►

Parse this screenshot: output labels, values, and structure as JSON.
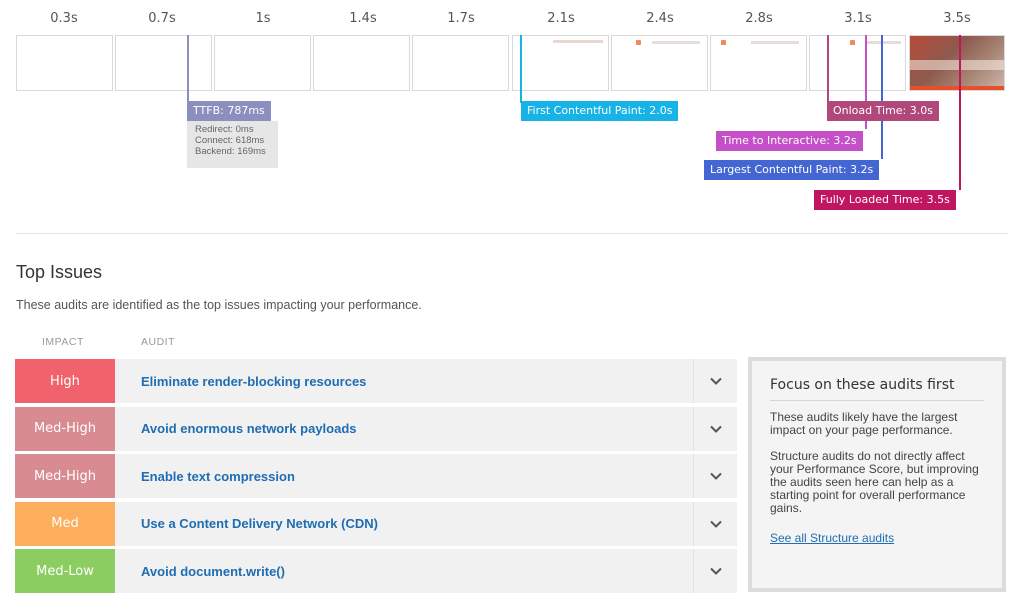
{
  "timeline": {
    "ticks": [
      "0.3s",
      "0.7s",
      "1s",
      "1.4s",
      "1.7s",
      "2.1s",
      "2.4s",
      "2.8s",
      "3.1s",
      "3.5s"
    ],
    "markers": {
      "ttfb": {
        "label": "TTFB: 787ms",
        "color": "#8a8fbd"
      },
      "fcp": {
        "label": "First Contentful Paint: 2.0s",
        "color": "#17b3e6"
      },
      "onload": {
        "label": "Onload Time: 3.0s",
        "color": "#b0487c"
      },
      "tti": {
        "label": "Time to Interactive: 3.2s",
        "color": "#c44fc7"
      },
      "lcp": {
        "label": "Largest Contentful Paint: 3.2s",
        "color": "#4466d3"
      },
      "fully": {
        "label": "Fully Loaded Time: 3.5s",
        "color": "#c0155f"
      }
    },
    "ttfb_details": [
      "Redirect: 0ms",
      "Connect: 618ms",
      "Backend: 169ms"
    ]
  },
  "top_issues": {
    "title": "Top Issues",
    "description": "These audits are identified as the top issues impacting your performance.",
    "columns": {
      "impact": "IMPACT",
      "audit": "AUDIT"
    },
    "rows": [
      {
        "impact": "High",
        "color": "#f0636d",
        "audit": "Eliminate render-blocking resources"
      },
      {
        "impact": "Med-High",
        "color": "#d98b92",
        "audit": "Avoid enormous network payloads"
      },
      {
        "impact": "Med-High",
        "color": "#d98b92",
        "audit": "Enable text compression"
      },
      {
        "impact": "Med",
        "color": "#fcae5c",
        "audit": "Use a Content Delivery Network (CDN)"
      },
      {
        "impact": "Med-Low",
        "color": "#8ccd62",
        "audit": "Avoid document.write()"
      }
    ]
  },
  "focus_panel": {
    "title": "Focus on these audits first",
    "p1": "These audits likely have the largest impact on your page performance.",
    "p2": "Structure audits do not directly affect your Performance Score, but improving the audits seen here can help as a starting point for overall performance gains.",
    "link": "See all Structure audits"
  },
  "icons": {
    "expand": "chevron-down-icon"
  }
}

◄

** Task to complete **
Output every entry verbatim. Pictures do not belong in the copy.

** Answer section **
Parse this screenshot: output labels, values, and structure as JSON.
{
  "timeline": {
    "ticks": [
      "0.3s",
      "0.7s",
      "1s",
      "1.4s",
      "1.7s",
      "2.1s",
      "2.4s",
      "2.8s",
      "3.1s",
      "3.5s"
    ],
    "markers": {
      "ttfb": {
        "label": "TTFB: 787ms",
        "color": "#8a8fbd"
      },
      "fcp": {
        "label": "First Contentful Paint: 2.0s",
        "color": "#17b3e6"
      },
      "onload": {
        "label": "Onload Time: 3.0s",
        "color": "#b0487c"
      },
      "tti": {
        "label": "Time to Interactive: 3.2s",
        "color": "#c44fc7"
      },
      "lcp": {
        "label": "Largest Contentful Paint: 3.2s",
        "color": "#4466d3"
      },
      "fully": {
        "label": "Fully Loaded Time: 3.5s",
        "color": "#c0155f"
      }
    },
    "ttfb_details": [
      "Redirect: 0ms",
      "Connect: 618ms",
      "Backend: 169ms"
    ]
  },
  "top_issues": {
    "title": "Top Issues",
    "description": "These audits are identified as the top issues impacting your performance.",
    "columns": {
      "impact": "IMPACT",
      "audit": "AUDIT"
    },
    "rows": [
      {
        "impact": "High",
        "color": "#f0636d",
        "audit": "Eliminate render-blocking resources"
      },
      {
        "impact": "Med-High",
        "color": "#d98b92",
        "audit": "Avoid enormous network payloads"
      },
      {
        "impact": "Med-High",
        "color": "#d98b92",
        "audit": "Enable text compression"
      },
      {
        "impact": "Med",
        "color": "#fcae5c",
        "audit": "Use a Content Delivery Network (CDN)"
      },
      {
        "impact": "Med-Low",
        "color": "#8ccd62",
        "audit": "Avoid document.write()"
      }
    ]
  },
  "focus_panel": {
    "title": "Focus on these audits first",
    "p1": "These audits likely have the largest impact on your page performance.",
    "p2": "Structure audits do not directly affect your Performance Score, but improving the audits seen here can help as a starting point for overall performance gains.",
    "link": "See all Structure audits"
  },
  "icons": {
    "expand": "chevron-down-icon"
  }
}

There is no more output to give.